## Your task
Your task is to copy each line of the records that includes the string "button".

## Source records
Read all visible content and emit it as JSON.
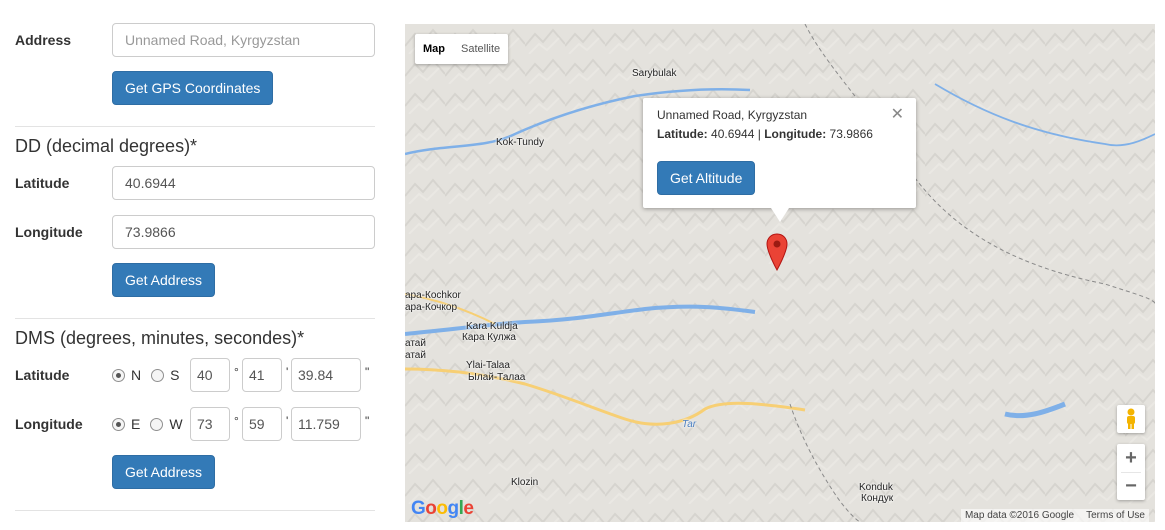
{
  "address_section": {
    "label": "Address",
    "value": "",
    "placeholder": "Unnamed Road, Kyrgyzstan",
    "button": "Get GPS Coordinates"
  },
  "dd_section": {
    "heading": "DD (decimal degrees)*",
    "lat_label": "Latitude",
    "lat_value": "40.6944",
    "lng_label": "Longitude",
    "lng_value": "73.9866",
    "button": "Get Address"
  },
  "dms_section": {
    "heading": "DMS (degrees, minutes, secondes)*",
    "lat_label": "Latitude",
    "lat_dir_a": "N",
    "lat_dir_b": "S",
    "lat_deg": "40",
    "lat_min": "41",
    "lat_sec": "39.84",
    "lng_label": "Longitude",
    "lng_dir_a": "E",
    "lng_dir_b": "W",
    "lng_deg": "73",
    "lng_min": "59",
    "lng_sec": "11.759",
    "deg_sym": "°",
    "min_sym": "'",
    "sec_sym": "\"",
    "button": "Get Address"
  },
  "map": {
    "type_map": "Map",
    "type_satellite": "Satellite",
    "places": {
      "sarybulak": "Sarybulak",
      "koktundy": "Kok-Tundy",
      "kochkor1": "ара-Кochkor",
      "kochkor2": "ара-Кочкор",
      "karakuldja1": "Kara Kuldja",
      "karakuldja2": "Кара Кулжа",
      "atai1": "атай",
      "atai2": "атай",
      "ylaitalaa1": "Ylai-Talaa",
      "ylaitalaa2": "Ылай-Талаа",
      "tar": "Tar",
      "kozin": "Klozin",
      "konduk1": "Konduk",
      "konduk2": "Кондук"
    },
    "infowindow": {
      "title": "Unnamed Road, Kyrgyzstan",
      "lat_label": "Latitude:",
      "lat_value": "40.6944",
      "separator": "|",
      "lng_label": "Longitude:",
      "lng_value": "73.9866",
      "button": "Get Altitude",
      "close": "✕"
    },
    "zoom_in": "+",
    "zoom_out": "−",
    "logo": "Google",
    "map_data": "Map data ©2016 Google",
    "terms": "Terms of Use",
    "colors": {
      "road": "#f7cf74",
      "river": "#7fb0e8",
      "marker": "#ea4335",
      "button": "#337ab7"
    }
  }
}
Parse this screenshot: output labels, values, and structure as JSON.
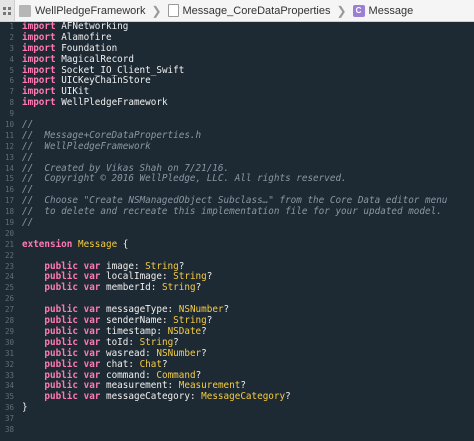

## Solution for this exercise
    "button": "Get GPS Coordinates"
    "button": "Get Address"
    "button": "Get Address"
      "button": "Get Altitude",
      "button": "#337ab7"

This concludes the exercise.